The virus is expected to hollow out a middle chunk of retail and accelerate existing trends. Sportswear showed stronger resilience in its offline presence than the general apparel market, the survey said, with Nike, Adidas and Anta leading the way. But sales in department stores are not expected to come back robustly and the impact on China’s high-street fashion market has been material as even before the virus hit, fast-fashion brands such as Lachapelle, Forever 21 and New Look had already been struggling in the market.
“Either you have value for money and are looking for essentials and this is not what these brands offer,” said Wouters, “or you’re looking at higher-income groups who want to spend more and we clearly see the recovery there. They are also looking value for money but good quality.”
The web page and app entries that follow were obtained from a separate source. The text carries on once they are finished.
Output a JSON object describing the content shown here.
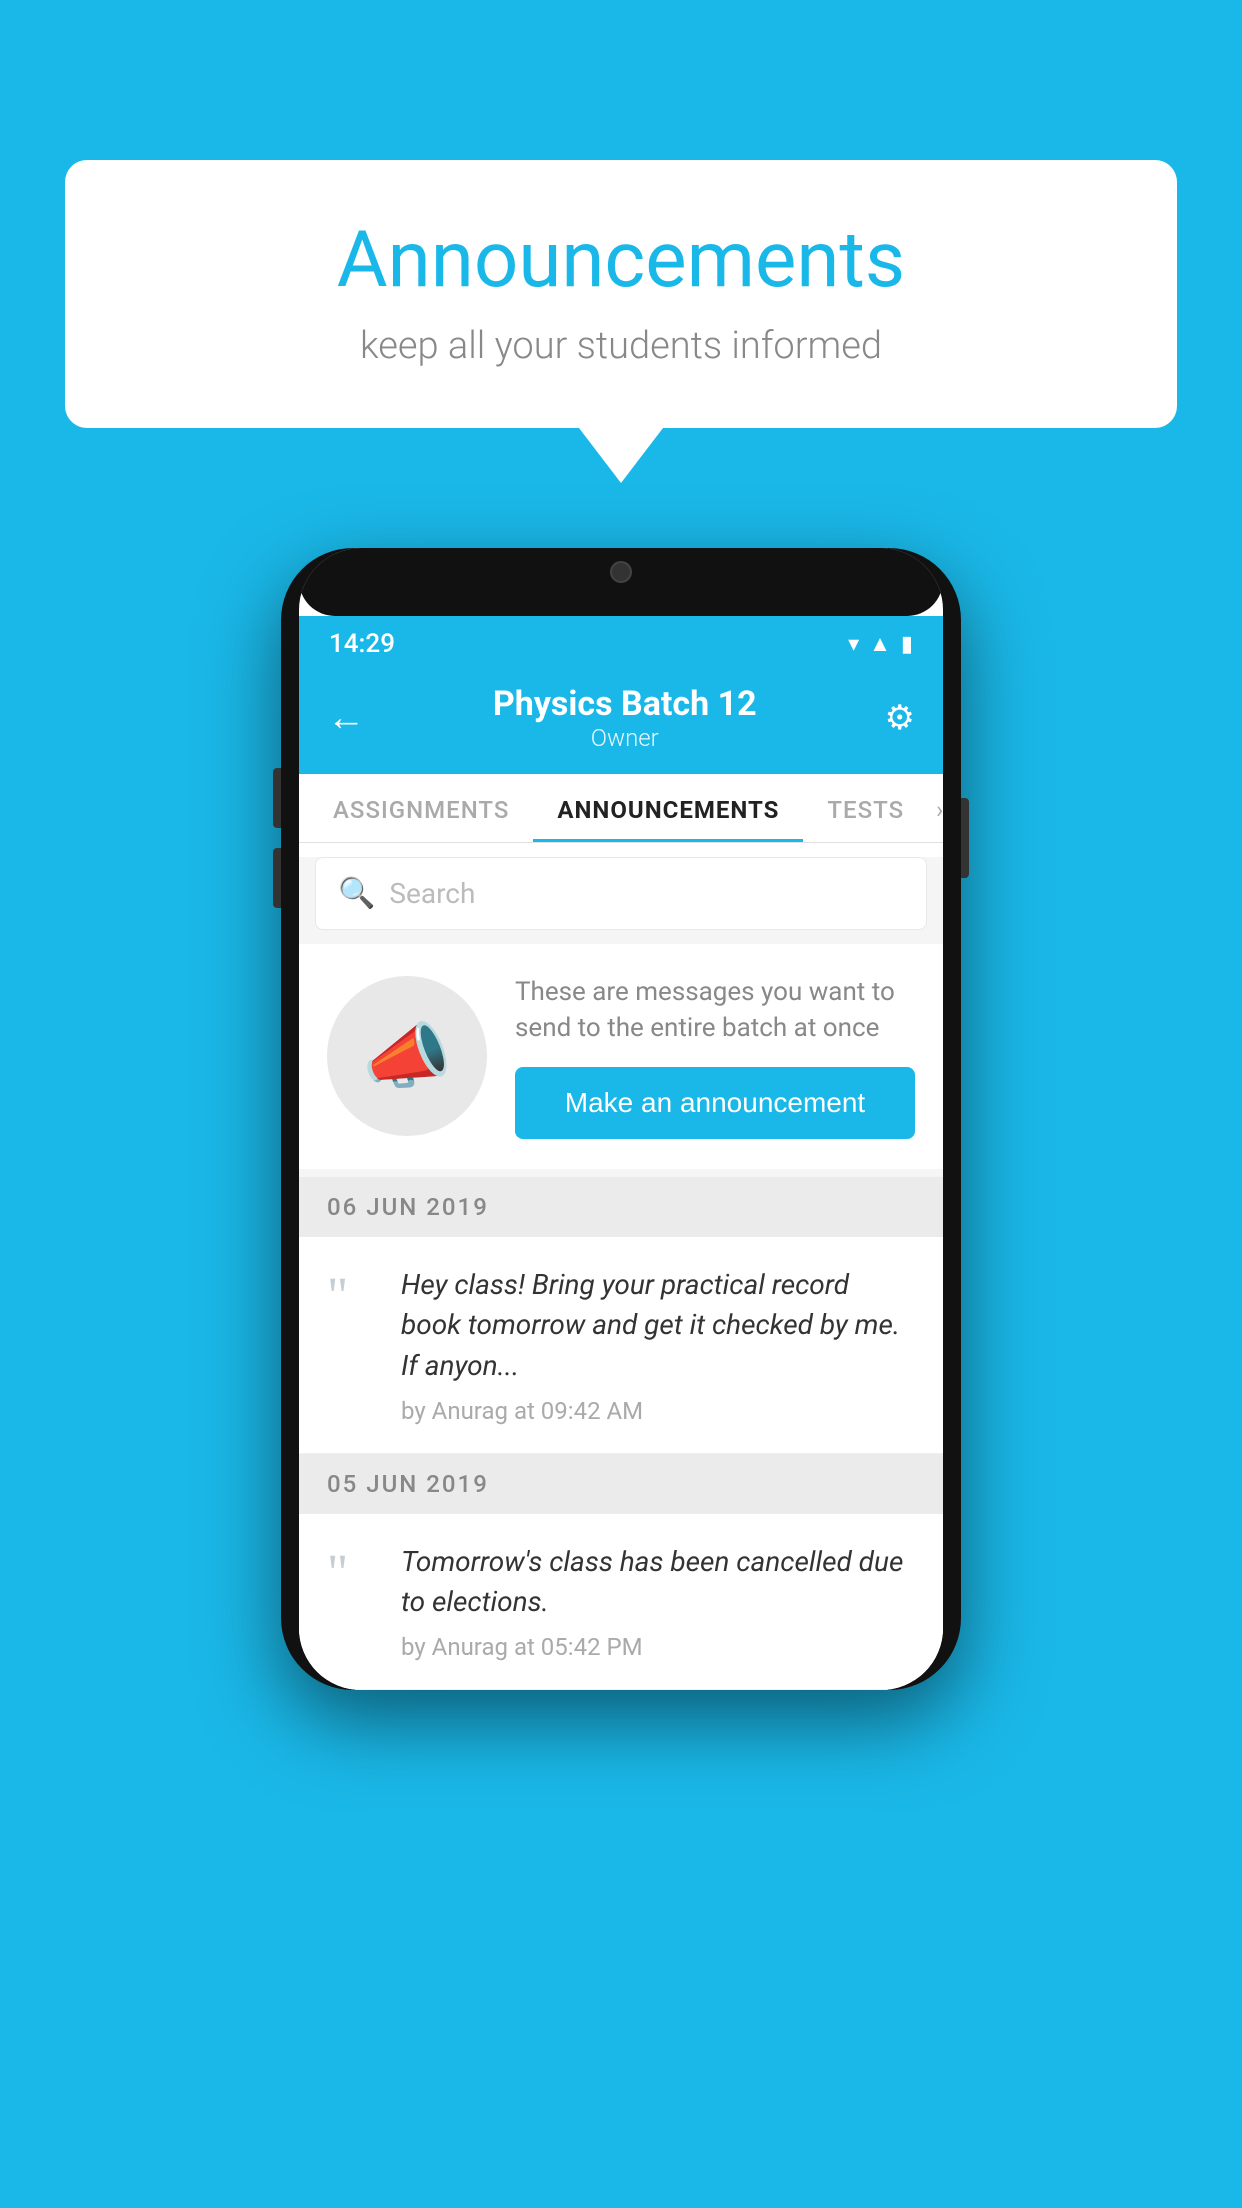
{
  "background_color": "#1ab8e8",
  "speech_bubble": {
    "title": "Announcements",
    "subtitle": "keep all your students informed"
  },
  "phone": {
    "status_bar": {
      "time": "14:29",
      "icons": [
        "wifi",
        "signal",
        "battery"
      ]
    },
    "header": {
      "back_label": "←",
      "title": "Physics Batch 12",
      "subtitle": "Owner",
      "gear_icon": "⚙"
    },
    "tabs": [
      {
        "label": "ASSIGNMENTS",
        "active": false
      },
      {
        "label": "ANNOUNCEMENTS",
        "active": true
      },
      {
        "label": "TESTS",
        "active": false
      }
    ],
    "search": {
      "placeholder": "Search"
    },
    "announcement_prompt": {
      "description": "These are messages you want to send to the entire batch at once",
      "button_label": "Make an announcement"
    },
    "announcements": [
      {
        "date": "06  JUN  2019",
        "text": "Hey class! Bring your practical record book tomorrow and get it checked by me. If anyon...",
        "meta": "by Anurag at 09:42 AM"
      },
      {
        "date": "05  JUN  2019",
        "text": "Tomorrow's class has been cancelled due to elections.",
        "meta": "by Anurag at 05:42 PM"
      }
    ]
  }
}
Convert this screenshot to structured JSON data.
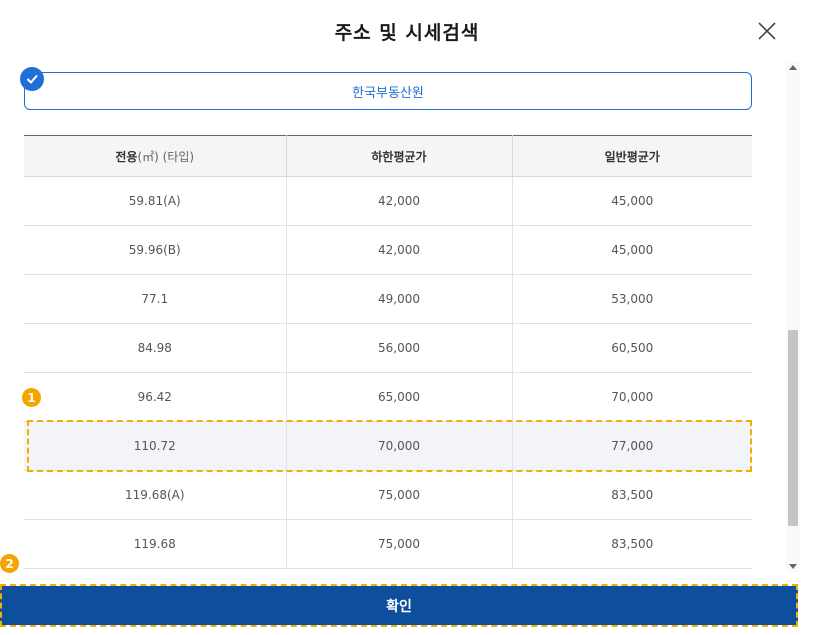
{
  "header": {
    "title": "주소 및 시세검색"
  },
  "source": {
    "label": "한국부동산원"
  },
  "table": {
    "columns": [
      "전용",
      "하한평균가",
      "일반평균가"
    ],
    "area_unit": "(㎡) (타입)",
    "rows": [
      [
        "59.81(A)",
        "42,000",
        "45,000"
      ],
      [
        "59.96(B)",
        "42,000",
        "45,000"
      ],
      [
        "77.1",
        "49,000",
        "53,000"
      ],
      [
        "84.98",
        "56,000",
        "60,500"
      ],
      [
        "96.42",
        "65,000",
        "70,000"
      ],
      [
        "110.72",
        "70,000",
        "77,000"
      ],
      [
        "119.68(A)",
        "75,000",
        "83,500"
      ],
      [
        "119.68",
        "75,000",
        "83,500"
      ]
    ]
  },
  "markers": {
    "first": "1",
    "second": "2"
  },
  "footer": {
    "confirm_label": "확인"
  },
  "colors": {
    "accent": "#1f6fd6",
    "confirm_bg": "#0d4f9c",
    "annotation": "#f0b000"
  },
  "icons": {
    "close": "close-icon",
    "check": "check-icon"
  }
}
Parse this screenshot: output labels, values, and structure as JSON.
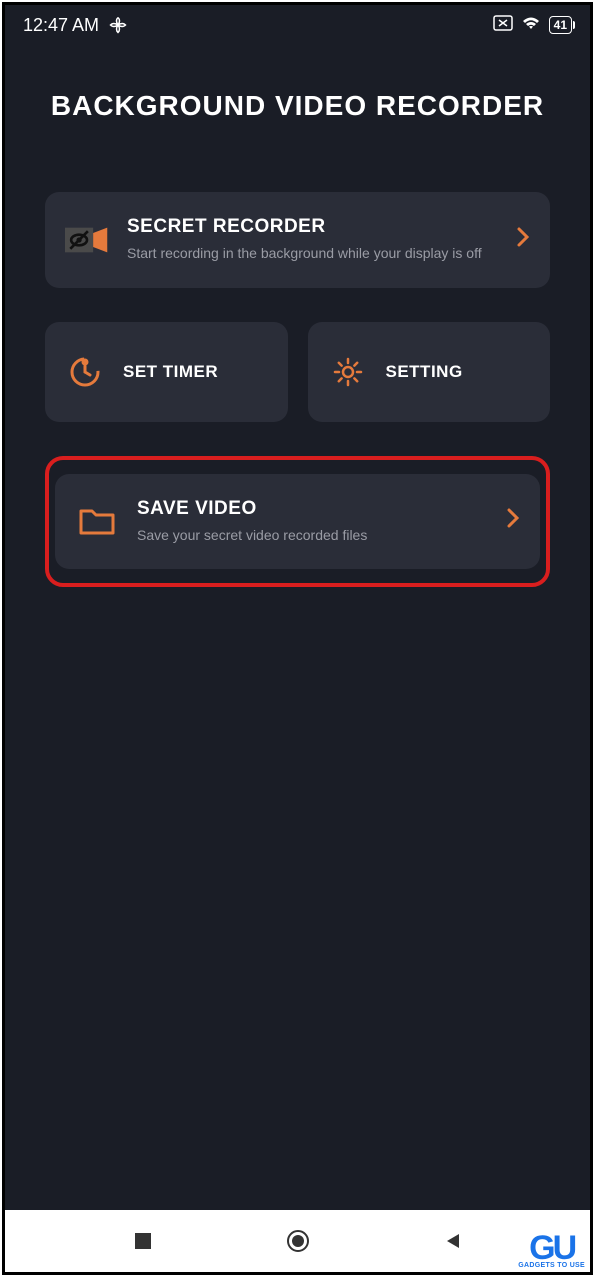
{
  "statusBar": {
    "time": "12:47 AM",
    "battery": "41"
  },
  "app": {
    "title": "BACKGROUND VIDEO RECORDER"
  },
  "cards": {
    "secretRecorder": {
      "title": "SECRET RECORDER",
      "subtitle": "Start recording in the background while your display is off"
    },
    "setTimer": {
      "title": "SET TIMER"
    },
    "setting": {
      "title": "SETTING"
    },
    "saveVideo": {
      "title": "SAVE VIDEO",
      "subtitle": "Save your secret video recorded files"
    }
  },
  "watermark": {
    "logo": "GU",
    "text": "GADGETS TO USE"
  }
}
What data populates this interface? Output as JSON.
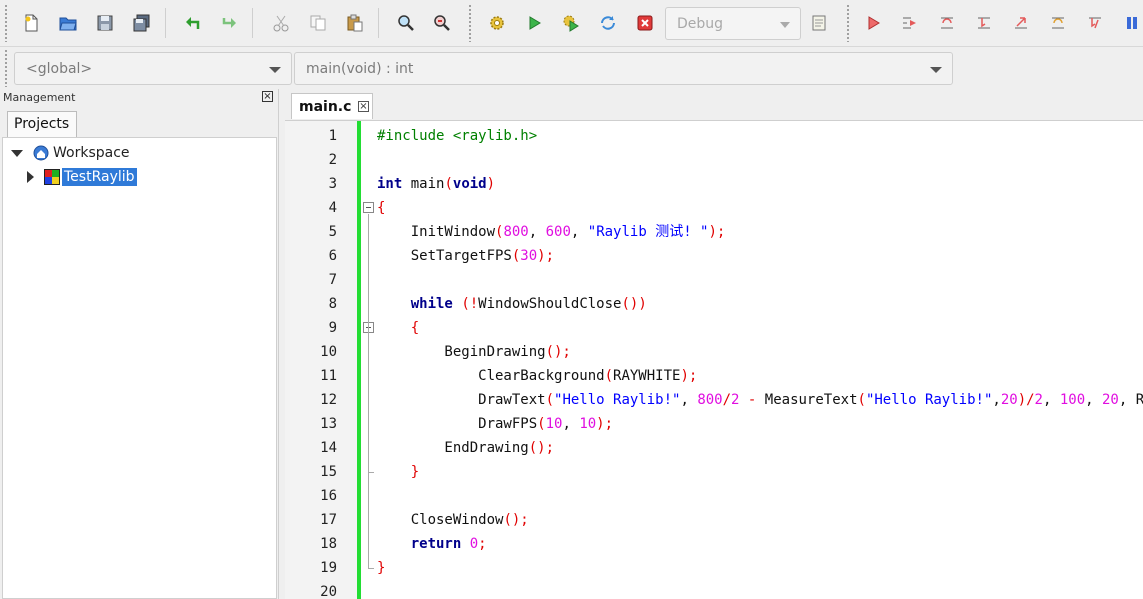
{
  "toolbar": {
    "groups": [
      [
        "new-file",
        "open-file",
        "save-file",
        "save-all"
      ],
      [
        "undo",
        "redo"
      ],
      [
        "cut",
        "copy",
        "paste"
      ],
      [
        "find",
        "replace"
      ],
      [
        "build",
        "run",
        "build-and-run",
        "rebuild",
        "abort"
      ],
      [
        "debug-start",
        "debug-run-to-cursor",
        "debug-next-line",
        "debug-step-into",
        "debug-step-out",
        "debug-next-instruction",
        "debug-step-into-instruction",
        "debug-pause"
      ]
    ],
    "build_target": "Debug"
  },
  "code_completion": {
    "scope": "<global>",
    "function": "main(void) : int"
  },
  "management": {
    "title": "Management",
    "tab": "Projects",
    "workspace_label": "Workspace",
    "project_label": "TestRaylib"
  },
  "editor": {
    "file_tab": "main.c",
    "lines": [
      [
        [
          "pp",
          "#include <raylib.h>"
        ]
      ],
      [],
      [
        [
          "k",
          "int"
        ],
        [
          "",
          " main"
        ],
        [
          "p",
          "("
        ],
        [
          "k",
          "void"
        ],
        [
          "p",
          ")"
        ]
      ],
      [
        [
          "p",
          "{"
        ]
      ],
      [
        [
          "",
          "    InitWindow"
        ],
        [
          "p",
          "("
        ],
        [
          "n",
          "800"
        ],
        [
          "",
          ", "
        ],
        [
          "n",
          "600"
        ],
        [
          "",
          ", "
        ],
        [
          "s",
          "\"Raylib 测试! \""
        ],
        [
          "p",
          ");"
        ]
      ],
      [
        [
          "",
          "    SetTargetFPS"
        ],
        [
          "p",
          "("
        ],
        [
          "n",
          "30"
        ],
        [
          "p",
          ");"
        ]
      ],
      [],
      [
        [
          "",
          "    "
        ],
        [
          "k",
          "while"
        ],
        [
          "",
          " "
        ],
        [
          "p",
          "(!"
        ],
        [
          "",
          "WindowShouldClose"
        ],
        [
          "p",
          "())"
        ]
      ],
      [
        [
          "",
          "    "
        ],
        [
          "p",
          "{"
        ]
      ],
      [
        [
          "",
          "        BeginDrawing"
        ],
        [
          "p",
          "();"
        ]
      ],
      [
        [
          "",
          "            ClearBackground"
        ],
        [
          "p",
          "("
        ],
        [
          "",
          "RAYWHITE"
        ],
        [
          "p",
          ");"
        ]
      ],
      [
        [
          "",
          "            DrawText"
        ],
        [
          "p",
          "("
        ],
        [
          "s",
          "\"Hello Raylib!\""
        ],
        [
          "",
          ", "
        ],
        [
          "n",
          "800"
        ],
        [
          "p",
          "/"
        ],
        [
          "n",
          "2"
        ],
        [
          "",
          " "
        ],
        [
          "p",
          "-"
        ],
        [
          "",
          " MeasureText"
        ],
        [
          "p",
          "("
        ],
        [
          "s",
          "\"Hello Raylib!\""
        ],
        [
          "",
          ","
        ],
        [
          "n",
          "20"
        ],
        [
          "p",
          ")/"
        ],
        [
          "n",
          "2"
        ],
        [
          "",
          ", "
        ],
        [
          "n",
          "100"
        ],
        [
          "",
          ", "
        ],
        [
          "n",
          "20"
        ],
        [
          "",
          ", RED"
        ],
        [
          "p",
          ");"
        ]
      ],
      [
        [
          "",
          "            DrawFPS"
        ],
        [
          "p",
          "("
        ],
        [
          "n",
          "10"
        ],
        [
          "",
          ", "
        ],
        [
          "n",
          "10"
        ],
        [
          "p",
          ");"
        ]
      ],
      [
        [
          "",
          "        EndDrawing"
        ],
        [
          "p",
          "();"
        ]
      ],
      [
        [
          "",
          "    "
        ],
        [
          "p",
          "}"
        ]
      ],
      [],
      [
        [
          "",
          "    CloseWindow"
        ],
        [
          "p",
          "();"
        ]
      ],
      [
        [
          "",
          "    "
        ],
        [
          "k",
          "return"
        ],
        [
          "",
          " "
        ],
        [
          "n",
          "0"
        ],
        [
          "p",
          ";"
        ]
      ],
      [
        [
          "p",
          "}"
        ]
      ],
      []
    ],
    "line_numbers": [
      "1",
      "2",
      "3",
      "4",
      "5",
      "6",
      "7",
      "8",
      "9",
      "10",
      "11",
      "12",
      "13",
      "14",
      "15",
      "16",
      "17",
      "18",
      "19",
      "20"
    ]
  },
  "colors": {
    "keyword": "#00008b",
    "string": "#0000ff",
    "number": "#e00ee0",
    "operator": "#e00000",
    "preprocessor": "#008000",
    "changebar": "#22dd33",
    "selection": "#2f7ad8"
  }
}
She advised retailers to examine and refine their proposition while rationalizing and implementing cost-cutting measures during this consumer pullback.
“Retailers need to focus on the service aspect — whether it’s a fitting service or providing clothing advice, which is really appreciated as consumers still see that as unique to an offline store compared to buying online.”